══ Provided material ══

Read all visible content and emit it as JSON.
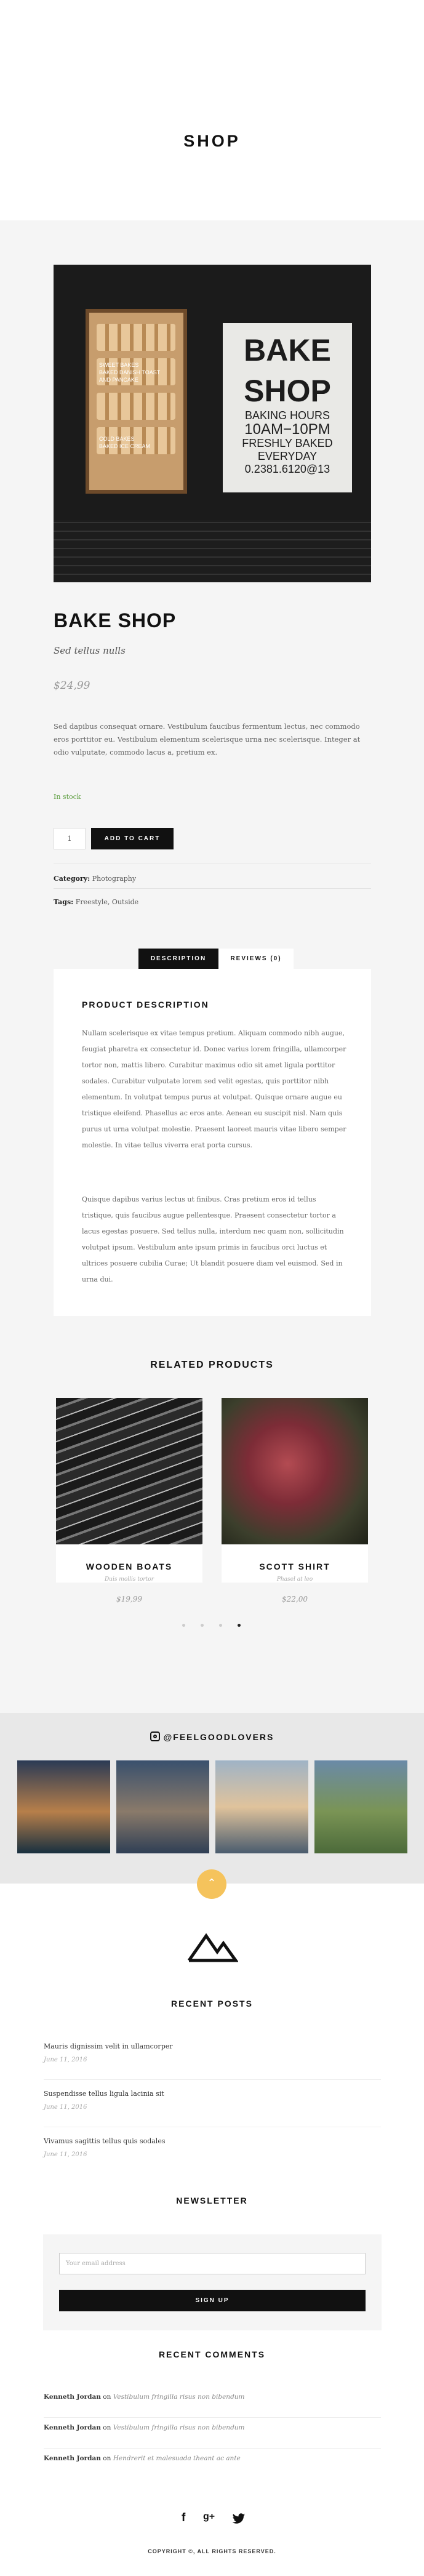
{
  "page": {
    "title": "SHOP"
  },
  "product": {
    "image_sign": {
      "line1": "BAKE",
      "line2": "SHOP",
      "l3": "BAKING HOURS",
      "l4": "10AM−10PM",
      "l5": "FRESHLY BAKED",
      "l6": "EVERYDAY",
      "l7": "0.2381.6120@13"
    },
    "window_labels": [
      "SWEET BAKES",
      "BAKED DANISH TOAST",
      "AND PANCAKE",
      "COLD BAKES",
      "BAKED ICE CREAM"
    ],
    "name": "BAKE SHOP",
    "subtitle": "Sed tellus nulls",
    "price": "$24,99",
    "description": "Sed dapibus consequat ornare. Vestibulum faucibus fermentum lectus, nec commodo eros porttitor eu. Vestibulum elementum scelerisque urna nec scelerisque. Integer at odio vulputate, commodo lacus a, pretium ex.",
    "stock": "In stock",
    "quantity": "1",
    "add_to_cart": "ADD TO CART",
    "category_label": "Category:",
    "category_value": "Photography",
    "tags_label": "Tags:",
    "tags_value": "Freestyle, Outside"
  },
  "tabs": {
    "description": "DESCRIPTION",
    "reviews": "REVIEWS (0)"
  },
  "desc_panel": {
    "heading": "PRODUCT DESCRIPTION",
    "p1": "Nullam scelerisque ex vitae tempus pretium. Aliquam commodo nibh augue, feugiat pharetra ex consectetur id. Donec varius lorem fringilla, ullamcorper tortor non, mattis libero. Curabitur maximus odio sit amet ligula porttitor sodales. Curabitur vulputate lorem sed velit egestas, quis porttitor nibh elementum. In volutpat tempus purus at volutpat. Quisque ornare augue eu tristique eleifend. Phasellus ac eros ante. Aenean eu suscipit nisl. Nam quis purus ut urna volutpat molestie. Praesent laoreet mauris vitae libero semper molestie. In vitae tellus viverra erat porta cursus.",
    "p2": "Quisque dapibus varius lectus ut finibus. Cras pretium eros id tellus tristique, quis faucibus augue pellentesque. Praesent consectetur tortor a lacus egestas posuere. Sed tellus nulla, interdum nec quam non, sollicitudin volutpat ipsum. Vestibulum ante ipsum primis in faucibus orci luctus et ultrices posuere cubilia Curae; Ut blandit posuere diam vel euismod. Sed in urna dui."
  },
  "related": {
    "heading": "RELATED PRODUCTS",
    "items": [
      {
        "title": "WOODEN BOATS",
        "category": "Duis mollis tortor",
        "price": "$19,99"
      },
      {
        "title": "SCOTT SHIRT",
        "category": "Phasel at leo",
        "price": "$22,00"
      }
    ]
  },
  "instagram": {
    "handle": "@FEELGOODLOVERS"
  },
  "scroll_top": "⌃",
  "recent_posts": {
    "heading": "RECENT POSTS",
    "items": [
      {
        "title": "Mauris dignissim velit in ullamcorper",
        "date": "June 11, 2016"
      },
      {
        "title": "Suspendisse tellus ligula lacinia sit",
        "date": "June 11, 2016"
      },
      {
        "title": "Vivamus sagittis tellus quis sodales",
        "date": "June 11, 2016"
      }
    ]
  },
  "newsletter": {
    "heading": "NEWSLETTER",
    "placeholder": "Your email address",
    "button": "SIGN UP"
  },
  "recent_comments": {
    "heading": "RECENT COMMENTS",
    "items": [
      {
        "author": "Kenneth Jordan",
        "on": "on",
        "post": "Vestibulum fringilla risus non bibendum"
      },
      {
        "author": "Kenneth Jordan",
        "on": "on",
        "post": "Vestibulum fringilla risus non bibendum"
      },
      {
        "author": "Kenneth Jordan",
        "on": "on",
        "post": "Hendrerit et malesuada theant ac ante"
      }
    ]
  },
  "footer": {
    "social": [
      "f",
      "g+",
      "twitter-bird"
    ],
    "copyright": "COPYRIGHT ©, ALL RIGHTS RESERVED."
  }
}
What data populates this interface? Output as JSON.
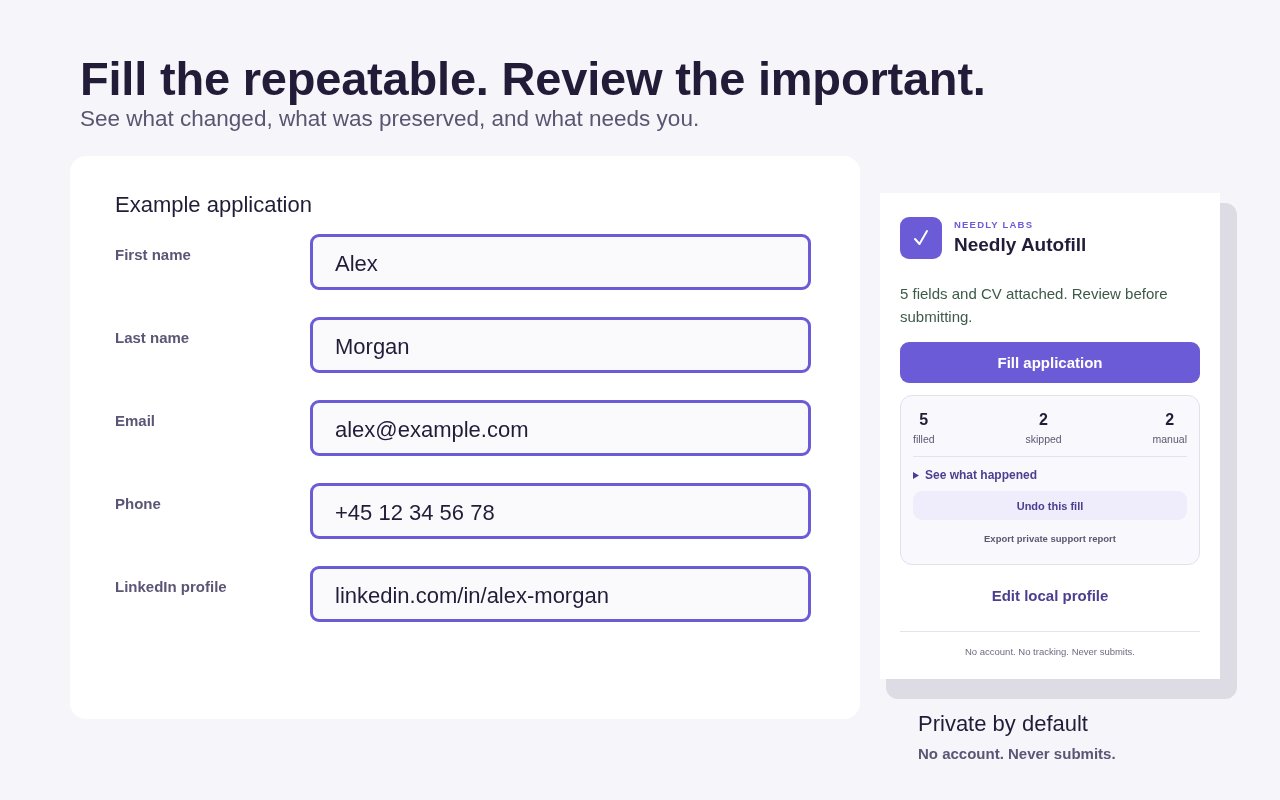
{
  "hero": {
    "title": "Fill the repeatable. Review the important.",
    "subtitle": "See what changed, what was preserved, and what needs you."
  },
  "form": {
    "title": "Example application",
    "fields": [
      {
        "label": "First name",
        "value": "Alex"
      },
      {
        "label": "Last name",
        "value": "Morgan"
      },
      {
        "label": "Email",
        "value": "alex@example.com"
      },
      {
        "label": "Phone",
        "value": "+45 12 34 56 78"
      },
      {
        "label": "LinkedIn profile",
        "value": "linkedin.com/in/alex-morgan"
      }
    ]
  },
  "extension": {
    "brand": "NEEDLY LABS",
    "name": "Needly Autofill",
    "status": "5 fields and CV attached. Review before submitting.",
    "primary_button": "Fill application",
    "stats": [
      {
        "value": "5",
        "label": "filled"
      },
      {
        "value": "2",
        "label": "skipped"
      },
      {
        "value": "2",
        "label": "manual"
      }
    ],
    "details_toggle": {
      "label": "See what happened",
      "expanded": false
    },
    "undo_button": "Undo this fill",
    "export_link": "Export private support report",
    "edit_link": "Edit local profile",
    "footer": "No account. No tracking. Never submits."
  },
  "privacy": {
    "title": "Private by default",
    "note": "No account. Never submits."
  }
}
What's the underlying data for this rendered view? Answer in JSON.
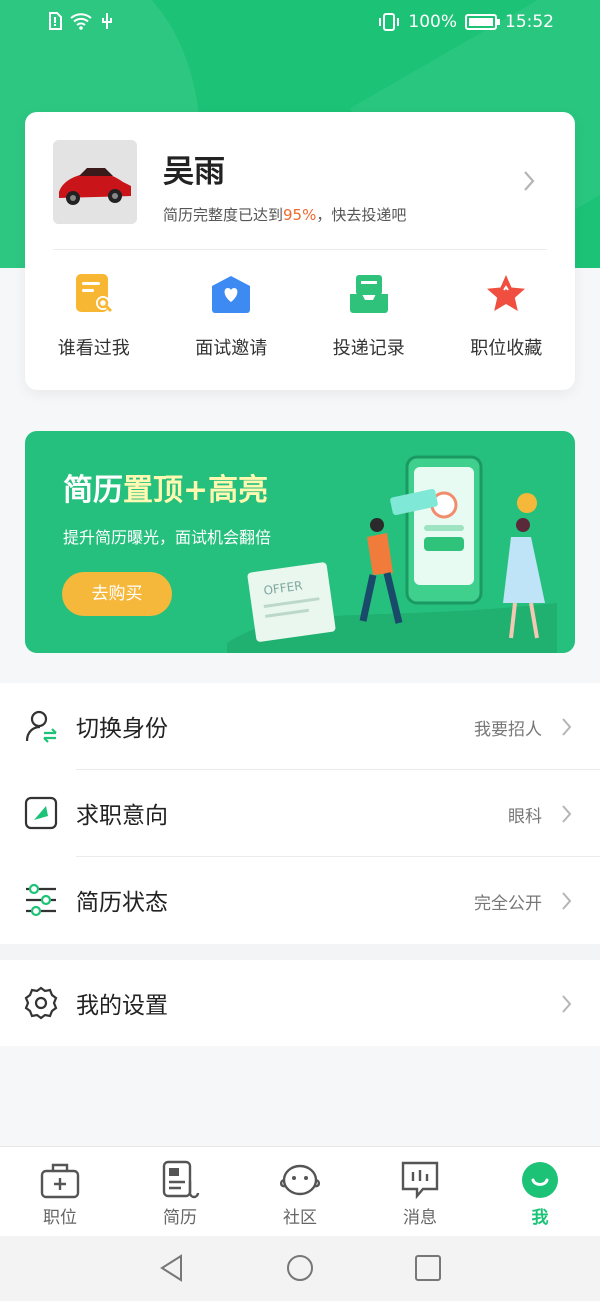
{
  "status_bar": {
    "battery": "100%",
    "time": "15:52"
  },
  "profile": {
    "name": "吴雨",
    "completeness_prefix": "简历完整度已达到",
    "completeness_pct": "95%",
    "completeness_suffix": "，快去投递吧"
  },
  "quick_actions": [
    {
      "label": "谁看过我",
      "icon": "viewed-me-icon",
      "color": "#f7b733"
    },
    {
      "label": "面试邀请",
      "icon": "interview-invite-icon",
      "color": "#3d8bf2"
    },
    {
      "label": "投递记录",
      "icon": "delivery-record-icon",
      "color": "#2fc27a"
    },
    {
      "label": "职位收藏",
      "icon": "favorite-star-icon",
      "color": "#f04e3e"
    }
  ],
  "promo": {
    "title_part1": "简历",
    "title_part2": "置顶+高亮",
    "subtitle": "提升简历曝光，面试机会翻倍",
    "button": "去购买",
    "art_text": "OFFER"
  },
  "menu": [
    {
      "title": "切换身份",
      "value": "我要招人",
      "icon": "switch-identity-icon"
    },
    {
      "title": "求职意向",
      "value": "眼科",
      "icon": "job-intent-icon"
    },
    {
      "title": "简历状态",
      "value": "完全公开",
      "icon": "resume-status-icon"
    }
  ],
  "settings": {
    "title": "我的设置",
    "icon": "settings-gear-icon"
  },
  "tabs": [
    {
      "label": "职位",
      "icon": "briefcase-icon"
    },
    {
      "label": "简历",
      "icon": "resume-icon"
    },
    {
      "label": "社区",
      "icon": "community-icon"
    },
    {
      "label": "消息",
      "icon": "message-icon"
    },
    {
      "label": "我",
      "icon": "me-icon"
    }
  ],
  "colors": {
    "brand": "#1cc377",
    "accent": "#ee6a2d",
    "promo_button": "#f6b83b"
  }
}
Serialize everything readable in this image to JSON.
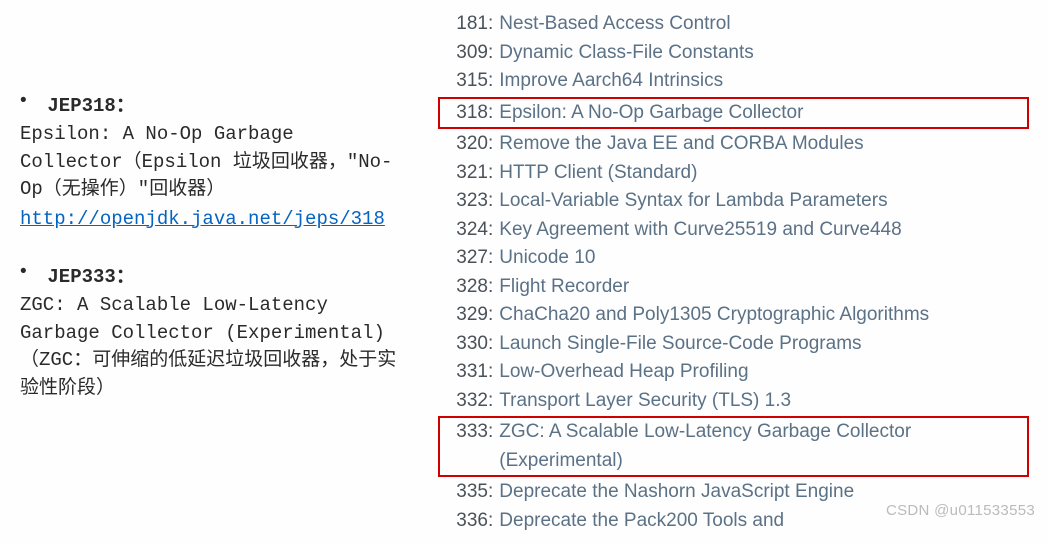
{
  "left": {
    "blocks": [
      {
        "label": "JEP318：",
        "desc": "Epsilon: A No-Op Garbage Collector（Epsilon 垃圾回收器，\"No-Op（无操作）\"回收器）",
        "link_text": "http://openjdk.java.net/jeps/318"
      },
      {
        "label": "JEP333：",
        "desc": "ZGC: A Scalable Low-Latency Garbage Collector (Experimental)（ZGC：可伸缩的低延迟垃圾回收器，处于实验性阶段）",
        "link_text": ""
      }
    ]
  },
  "jeps": [
    {
      "num": "181",
      "title": "Nest-Based Access Control",
      "hl": false
    },
    {
      "num": "309",
      "title": "Dynamic Class-File Constants",
      "hl": false
    },
    {
      "num": "315",
      "title": "Improve Aarch64 Intrinsics",
      "hl": false
    },
    {
      "num": "318",
      "title": "Epsilon: A No-Op Garbage Collector",
      "hl": true
    },
    {
      "num": "320",
      "title": "Remove the Java EE and CORBA Modules",
      "hl": false
    },
    {
      "num": "321",
      "title": "HTTP Client (Standard)",
      "hl": false
    },
    {
      "num": "323",
      "title": "Local-Variable Syntax for Lambda Parameters",
      "hl": false
    },
    {
      "num": "324",
      "title": "Key Agreement with Curve25519 and Curve448",
      "hl": false
    },
    {
      "num": "327",
      "title": "Unicode 10",
      "hl": false
    },
    {
      "num": "328",
      "title": "Flight Recorder",
      "hl": false
    },
    {
      "num": "329",
      "title": "ChaCha20 and Poly1305 Cryptographic Algorithms",
      "hl": false
    },
    {
      "num": "330",
      "title": "Launch Single-File Source-Code Programs",
      "hl": false
    },
    {
      "num": "331",
      "title": "Low-Overhead Heap Profiling",
      "hl": false
    },
    {
      "num": "332",
      "title": "Transport Layer Security (TLS) 1.3",
      "hl": false
    },
    {
      "num": "333",
      "title": "ZGC: A Scalable Low-Latency Garbage Collector (Experimental)",
      "hl": true
    },
    {
      "num": "335",
      "title": "Deprecate the Nashorn JavaScript Engine",
      "hl": false
    },
    {
      "num": "336",
      "title": "Deprecate the Pack200 Tools and",
      "hl": false
    }
  ],
  "watermark": "CSDN @u011533553"
}
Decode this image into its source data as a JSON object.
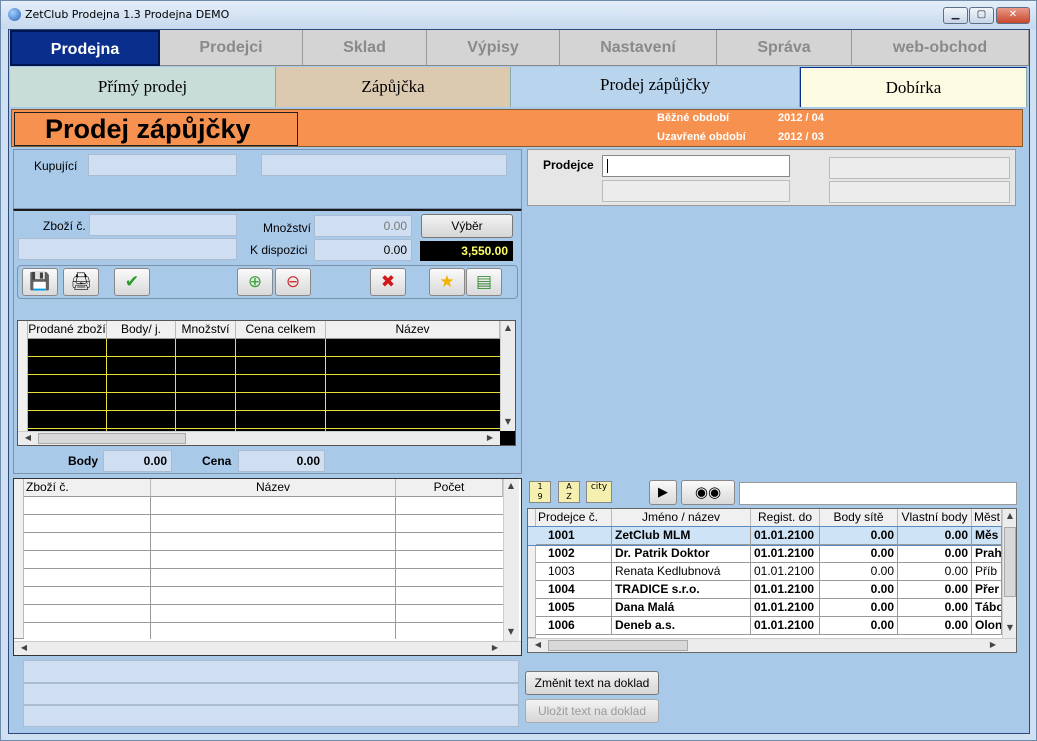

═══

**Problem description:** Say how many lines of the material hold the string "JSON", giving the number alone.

**Result of the task:** 5